Jeanne Clark and Rob Davidson

Jeanne and Rob in our classroom. This was not flash, hence the blur.

Rob had us read things we wrote out over the weekend. For home play we are to write an opening paragraph.

Jeanne read us “5th Grade Autobiography” by Rita Dove. She then handed out two poems: “Catching Songs,” by Robert Childers and “Elegy Ending in a Dream,” by Patrick Phillips. She had us tell her as many things as we could about the second poem and got almost a board full of responses. This was a “call and response” poem, with the first line of each couplet starting with “I thought” and the second line showing (usually rather obscurely) some difference in feeling now. The second lines are in present tense, the first in past tense. Our home play assignment is to take something or someone you have been unable to write about and write 5 or 6 couplets about it, using the call-response format with the first line of each couplet starting with “I thought.”

Sheila Sanderson

Sheila Sanderson in class. Again blurred because I was using available light in an underground classroom.

We had a guest for the afternoon session: Sheila Sanderson, editor of Alligator Juniper and author of Keeping Even, a collection of her poems. She read us a number of her poems: “Never and Always,” “The Stopping Place,” “High Desert Arizona,” “Barefoot along the North Atlantic,” “Rift Valley,” “Conspiracy in White,” “Keeping Even” (the title poem) and “Only One Place to be: Hell or Kentucky.”

She then gave us “Ode to the Maggot,” by Yusef Komunyakaa, and as an exercise had us write either an ode to the unlovely, or to think of something for which you have a particular fondness and note details as to why you are fond of it, and then use those details to write a piece “In disgust of_____.”

After that she gave us two poems allegedly written on odd things: “Written on the Stub of the First Paycheck,” by William Stafford, and “Poem Written on the Back of Bad Directions to Your House,” by Jason Fitschen. A third poem, “This is Just to Say,” by William Carlos Williams, was an example of an apology for something you weren’t really sorry for. As a second class exercise she had us write either a poem supposedly written on some strange thing or an insincere apology.

Tomorrow afternoon will be our individual conferences with the instructors, and the afternoon after that will be class participants’ readings (6 to 8 minutes each.)

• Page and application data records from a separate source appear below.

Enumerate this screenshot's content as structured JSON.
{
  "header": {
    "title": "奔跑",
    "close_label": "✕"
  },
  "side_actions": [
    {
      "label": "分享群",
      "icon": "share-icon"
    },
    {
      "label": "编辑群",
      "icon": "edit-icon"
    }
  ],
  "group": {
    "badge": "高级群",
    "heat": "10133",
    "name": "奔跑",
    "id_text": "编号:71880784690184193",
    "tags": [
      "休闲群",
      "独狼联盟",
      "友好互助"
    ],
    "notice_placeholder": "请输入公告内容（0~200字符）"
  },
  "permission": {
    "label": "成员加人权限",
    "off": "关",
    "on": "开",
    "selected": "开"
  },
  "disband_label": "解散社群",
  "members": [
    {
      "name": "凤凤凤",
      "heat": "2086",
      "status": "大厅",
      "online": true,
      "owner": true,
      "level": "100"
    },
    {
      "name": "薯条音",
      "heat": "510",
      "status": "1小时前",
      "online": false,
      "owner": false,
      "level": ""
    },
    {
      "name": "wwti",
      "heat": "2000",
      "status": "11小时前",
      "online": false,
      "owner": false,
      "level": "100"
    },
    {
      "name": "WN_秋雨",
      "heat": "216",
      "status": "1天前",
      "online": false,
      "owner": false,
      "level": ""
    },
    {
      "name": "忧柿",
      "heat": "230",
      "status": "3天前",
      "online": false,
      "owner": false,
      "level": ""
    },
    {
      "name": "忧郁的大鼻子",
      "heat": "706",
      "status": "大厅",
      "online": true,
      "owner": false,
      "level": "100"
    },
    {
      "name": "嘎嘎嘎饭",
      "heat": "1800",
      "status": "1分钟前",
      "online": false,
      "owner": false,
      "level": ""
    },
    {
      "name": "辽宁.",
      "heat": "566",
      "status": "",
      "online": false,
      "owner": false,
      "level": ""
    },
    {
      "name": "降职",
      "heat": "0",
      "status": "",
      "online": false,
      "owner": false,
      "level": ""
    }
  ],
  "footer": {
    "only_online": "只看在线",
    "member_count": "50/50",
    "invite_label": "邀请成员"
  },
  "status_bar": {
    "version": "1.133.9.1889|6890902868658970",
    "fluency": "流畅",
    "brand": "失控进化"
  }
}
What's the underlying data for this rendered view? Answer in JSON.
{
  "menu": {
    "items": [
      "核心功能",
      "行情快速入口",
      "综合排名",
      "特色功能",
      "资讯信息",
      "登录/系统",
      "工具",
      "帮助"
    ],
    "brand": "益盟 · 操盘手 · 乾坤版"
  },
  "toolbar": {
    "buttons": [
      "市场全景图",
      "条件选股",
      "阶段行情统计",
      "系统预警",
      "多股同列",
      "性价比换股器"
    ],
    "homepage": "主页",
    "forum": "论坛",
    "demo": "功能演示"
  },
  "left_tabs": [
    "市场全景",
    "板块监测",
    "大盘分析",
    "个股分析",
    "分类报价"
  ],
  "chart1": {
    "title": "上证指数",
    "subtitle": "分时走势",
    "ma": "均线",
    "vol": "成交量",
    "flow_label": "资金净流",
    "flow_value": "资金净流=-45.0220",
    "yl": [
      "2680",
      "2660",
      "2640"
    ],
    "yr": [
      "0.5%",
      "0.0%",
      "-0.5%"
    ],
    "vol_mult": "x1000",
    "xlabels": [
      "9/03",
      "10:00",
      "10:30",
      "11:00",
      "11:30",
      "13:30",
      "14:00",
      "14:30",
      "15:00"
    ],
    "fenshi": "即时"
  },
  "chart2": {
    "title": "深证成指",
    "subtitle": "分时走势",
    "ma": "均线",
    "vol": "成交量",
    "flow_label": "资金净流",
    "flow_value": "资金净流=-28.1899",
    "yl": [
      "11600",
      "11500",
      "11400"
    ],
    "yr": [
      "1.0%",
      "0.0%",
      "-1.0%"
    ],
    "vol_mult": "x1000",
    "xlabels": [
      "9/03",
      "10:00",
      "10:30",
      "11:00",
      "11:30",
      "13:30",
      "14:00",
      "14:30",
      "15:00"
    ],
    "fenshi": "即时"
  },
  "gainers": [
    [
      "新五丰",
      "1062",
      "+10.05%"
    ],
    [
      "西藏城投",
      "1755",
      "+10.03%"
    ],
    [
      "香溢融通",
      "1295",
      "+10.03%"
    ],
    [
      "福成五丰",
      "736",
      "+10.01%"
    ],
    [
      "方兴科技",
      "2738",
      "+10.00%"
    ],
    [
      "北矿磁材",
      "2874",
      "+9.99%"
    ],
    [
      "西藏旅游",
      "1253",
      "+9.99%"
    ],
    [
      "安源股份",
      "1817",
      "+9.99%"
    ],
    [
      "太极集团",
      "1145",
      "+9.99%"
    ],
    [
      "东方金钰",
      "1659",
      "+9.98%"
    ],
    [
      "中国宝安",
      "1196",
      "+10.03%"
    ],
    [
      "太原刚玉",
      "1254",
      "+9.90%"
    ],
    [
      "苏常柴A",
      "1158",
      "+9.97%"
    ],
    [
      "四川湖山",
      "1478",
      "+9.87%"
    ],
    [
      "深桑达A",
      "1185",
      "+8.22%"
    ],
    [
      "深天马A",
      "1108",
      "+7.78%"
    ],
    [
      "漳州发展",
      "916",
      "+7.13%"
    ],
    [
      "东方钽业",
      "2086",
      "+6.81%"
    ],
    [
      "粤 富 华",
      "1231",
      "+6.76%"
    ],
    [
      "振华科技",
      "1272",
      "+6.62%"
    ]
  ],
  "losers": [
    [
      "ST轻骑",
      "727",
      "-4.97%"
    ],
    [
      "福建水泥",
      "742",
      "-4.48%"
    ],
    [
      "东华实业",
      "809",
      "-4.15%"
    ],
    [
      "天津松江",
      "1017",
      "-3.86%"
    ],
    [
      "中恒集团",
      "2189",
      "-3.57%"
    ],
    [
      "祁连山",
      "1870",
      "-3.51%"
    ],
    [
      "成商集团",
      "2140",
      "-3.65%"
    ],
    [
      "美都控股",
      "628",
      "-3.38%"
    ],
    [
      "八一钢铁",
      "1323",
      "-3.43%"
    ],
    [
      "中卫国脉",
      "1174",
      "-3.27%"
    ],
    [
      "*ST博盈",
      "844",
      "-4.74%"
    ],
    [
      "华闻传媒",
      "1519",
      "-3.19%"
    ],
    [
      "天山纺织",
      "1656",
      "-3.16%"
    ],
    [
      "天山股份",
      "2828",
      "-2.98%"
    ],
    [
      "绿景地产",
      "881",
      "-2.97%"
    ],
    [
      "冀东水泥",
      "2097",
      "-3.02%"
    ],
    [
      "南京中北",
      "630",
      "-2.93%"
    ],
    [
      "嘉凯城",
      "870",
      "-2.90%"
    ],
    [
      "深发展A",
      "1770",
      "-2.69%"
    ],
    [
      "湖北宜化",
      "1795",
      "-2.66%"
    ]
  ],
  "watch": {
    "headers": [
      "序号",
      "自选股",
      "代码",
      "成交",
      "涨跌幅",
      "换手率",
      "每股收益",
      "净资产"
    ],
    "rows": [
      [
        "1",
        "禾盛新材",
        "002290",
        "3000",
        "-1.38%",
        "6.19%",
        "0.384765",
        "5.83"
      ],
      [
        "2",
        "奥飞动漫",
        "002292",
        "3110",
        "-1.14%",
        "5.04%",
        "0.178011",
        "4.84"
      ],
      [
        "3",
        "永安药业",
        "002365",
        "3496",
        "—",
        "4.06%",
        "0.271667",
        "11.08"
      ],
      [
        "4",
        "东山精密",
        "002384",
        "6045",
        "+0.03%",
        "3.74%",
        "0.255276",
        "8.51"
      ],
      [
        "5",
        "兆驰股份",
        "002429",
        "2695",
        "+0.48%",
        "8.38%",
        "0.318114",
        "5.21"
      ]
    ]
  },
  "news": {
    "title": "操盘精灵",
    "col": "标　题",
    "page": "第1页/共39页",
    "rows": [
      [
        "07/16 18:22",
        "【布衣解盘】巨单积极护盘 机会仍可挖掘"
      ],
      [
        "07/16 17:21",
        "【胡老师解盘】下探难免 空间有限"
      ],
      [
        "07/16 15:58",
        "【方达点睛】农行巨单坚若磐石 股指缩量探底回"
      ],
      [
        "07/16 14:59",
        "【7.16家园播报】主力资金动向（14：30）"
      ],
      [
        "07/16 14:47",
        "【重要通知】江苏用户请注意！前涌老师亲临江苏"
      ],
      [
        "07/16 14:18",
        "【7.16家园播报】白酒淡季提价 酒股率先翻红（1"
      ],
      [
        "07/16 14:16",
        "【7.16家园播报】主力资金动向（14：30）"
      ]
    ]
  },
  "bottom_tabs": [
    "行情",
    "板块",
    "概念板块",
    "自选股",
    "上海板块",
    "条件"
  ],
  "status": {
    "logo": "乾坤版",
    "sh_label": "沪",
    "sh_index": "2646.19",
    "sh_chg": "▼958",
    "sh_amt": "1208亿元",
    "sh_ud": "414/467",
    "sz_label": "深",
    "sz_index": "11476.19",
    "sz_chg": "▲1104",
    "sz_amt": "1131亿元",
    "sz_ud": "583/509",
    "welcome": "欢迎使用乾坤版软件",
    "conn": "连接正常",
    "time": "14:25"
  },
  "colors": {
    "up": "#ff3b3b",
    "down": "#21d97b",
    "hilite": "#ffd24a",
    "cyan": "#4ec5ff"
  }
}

9:27 pm: Don Gray just e-mailed me and asked me to include this link: http://www.speaklikeapro.co.uk/Anaphora.htm which refers to anaphora as a technique in rhetoric.